Kier-La Janisse: Actually my work ethic — and that of a lot of tireless colleagues around me — is a big part of why I like COCKFIGHTER so much. I really respect people who work their asses off and are constantly challenging themselves to be the best at what they do, especially if what they do is not something legitimized or rewarded by society at large.
For a long time, working in horror was like this; [the genre is] going through a phase of “acceptability” now, but horror professionals always feel they have to justify what they do to people who think we are all just sadists.
Being the best at something people don’t think is worthwhile is always a bit like the fool being king for a day. And the character of Frank Mansfield [played in COCKFIGHTER by Warren Oates] is a bit like that. King of the Fools. Anyway, that was a tangent.
People sometimes say my expectations are too high — that I expect too much from myself and from them, and that maybe I should not be such a perfectionist. But I fuck things up all the time!

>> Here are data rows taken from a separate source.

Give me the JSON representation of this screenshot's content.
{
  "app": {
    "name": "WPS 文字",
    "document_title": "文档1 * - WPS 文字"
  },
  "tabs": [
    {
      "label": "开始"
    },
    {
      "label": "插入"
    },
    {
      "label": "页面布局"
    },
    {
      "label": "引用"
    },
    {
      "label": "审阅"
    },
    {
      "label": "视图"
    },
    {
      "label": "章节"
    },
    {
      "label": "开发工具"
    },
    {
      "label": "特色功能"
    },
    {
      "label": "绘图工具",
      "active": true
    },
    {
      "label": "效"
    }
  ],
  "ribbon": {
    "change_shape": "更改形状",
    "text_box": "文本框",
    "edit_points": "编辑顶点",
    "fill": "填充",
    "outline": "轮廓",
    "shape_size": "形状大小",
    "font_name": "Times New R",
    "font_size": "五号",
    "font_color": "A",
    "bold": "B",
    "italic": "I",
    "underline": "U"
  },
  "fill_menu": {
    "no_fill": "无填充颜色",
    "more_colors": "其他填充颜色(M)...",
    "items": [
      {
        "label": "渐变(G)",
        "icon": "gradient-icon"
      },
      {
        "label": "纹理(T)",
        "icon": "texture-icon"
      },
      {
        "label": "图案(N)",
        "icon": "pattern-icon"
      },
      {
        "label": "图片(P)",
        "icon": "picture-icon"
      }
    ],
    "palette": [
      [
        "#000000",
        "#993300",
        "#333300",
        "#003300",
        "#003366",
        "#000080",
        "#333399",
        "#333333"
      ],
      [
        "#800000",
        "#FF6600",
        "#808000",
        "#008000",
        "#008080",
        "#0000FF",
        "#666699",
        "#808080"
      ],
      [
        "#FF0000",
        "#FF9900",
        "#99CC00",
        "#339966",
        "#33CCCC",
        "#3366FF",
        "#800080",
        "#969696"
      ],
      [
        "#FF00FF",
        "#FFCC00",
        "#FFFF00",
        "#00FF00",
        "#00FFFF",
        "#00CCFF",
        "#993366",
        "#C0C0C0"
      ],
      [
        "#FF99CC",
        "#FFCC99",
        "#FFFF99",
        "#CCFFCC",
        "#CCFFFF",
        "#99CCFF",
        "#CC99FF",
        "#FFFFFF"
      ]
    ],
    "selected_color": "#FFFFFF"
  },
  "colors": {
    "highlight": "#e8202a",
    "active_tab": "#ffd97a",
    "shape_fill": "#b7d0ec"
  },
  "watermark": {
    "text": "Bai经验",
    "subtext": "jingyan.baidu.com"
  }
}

I mean, I keep learning and trying to be better at what I do, but even with the quality of work I put out, I am never really happy with my own work. I always feel I could be doing more. And honestly I just put high expectations on the people I work with and care about because I know they’re worthy of it.
I think there are a lot of people who are much, much better at everything than I am, but they set a great example that inspires me, and I guess with my various projects I try to do that for others. I try to set the bar high and provide a professional platform for their writing, filmmaking, teaching, whatever, that they can be proud of.
Also, the most simple explanation is I have nothing else in my life except my work. I have no home, no car, no partner, no pet, I’m a total vagabond. So my work is all I have and everything gets poured into that. But of course that means my identity is 100% tied to my work, and so if I feel I am not productive enough, it can become a real crippling existential dilemma for me. I suppose that fuels me too. I only feel proud of myself when I am being super-productive.
We’ve heard rumblings about a GREASE 2 book coming from you. What’s the deal with that, Cool Rider?
Kier-La Janisse: Yes, that’s a commissioned book for Bear Manor, but I am a big fan and thought it would be a change of pace from my usual grim subject matter — ha-ha! I should be way further along than I am, but COCKFIGHT has taken precedence as I try to wrap that up. But I am hoping to shift gears to the GREASE 2 book later this summer, as I’m supposed to finish that at the end of this year.
What three other films would you be interested in exploring with a single book, and why?
Kier-La Janisse: Actually I never thought I would do a single-movie book, and now I’m writing two at once, so I don’t know that I’d even want to again. But I suppose after a break I might consider doing one about MESSIAH OF EVIL — I did actually pitch that to a publisher who wasn’t interested — or maybe something like DECODER.
[Movies] where the film can be a jumping off point to talk about other kinds of art, interesting social scenes or subcultures. But I wonder how many people will actually buy a single-film monograph about a semi-obscure film. I guess I’ll find out with COCKFIGHT!
What’s next for you?
Kier-La Janisse: Aside from the GREASE 2 book, I am also editing and producing some cool featurettes for Severin Films, doing a bit of writing and editing for “a famous director” for one of his side projects (that I can’t talk about yet), doing more development on my proposed TV series of HOUSE OF PSYCHOTIC WOMEN with Rook Films, programming for Motel X and the Toronto True Crime Film Festival (I curated the symposium events happening this Saturday), planning a new LA branch of Miskatonic — more news on that coming in July — as well as several Miskatonic satellite events, and also this year I have two general life goals, which are to learn to drive so I can go to stunt driving school and to get the high score on my favorite pinball game, Gorgar. But, honestly, I suck at pinball, so this will take like a bazillion quarters.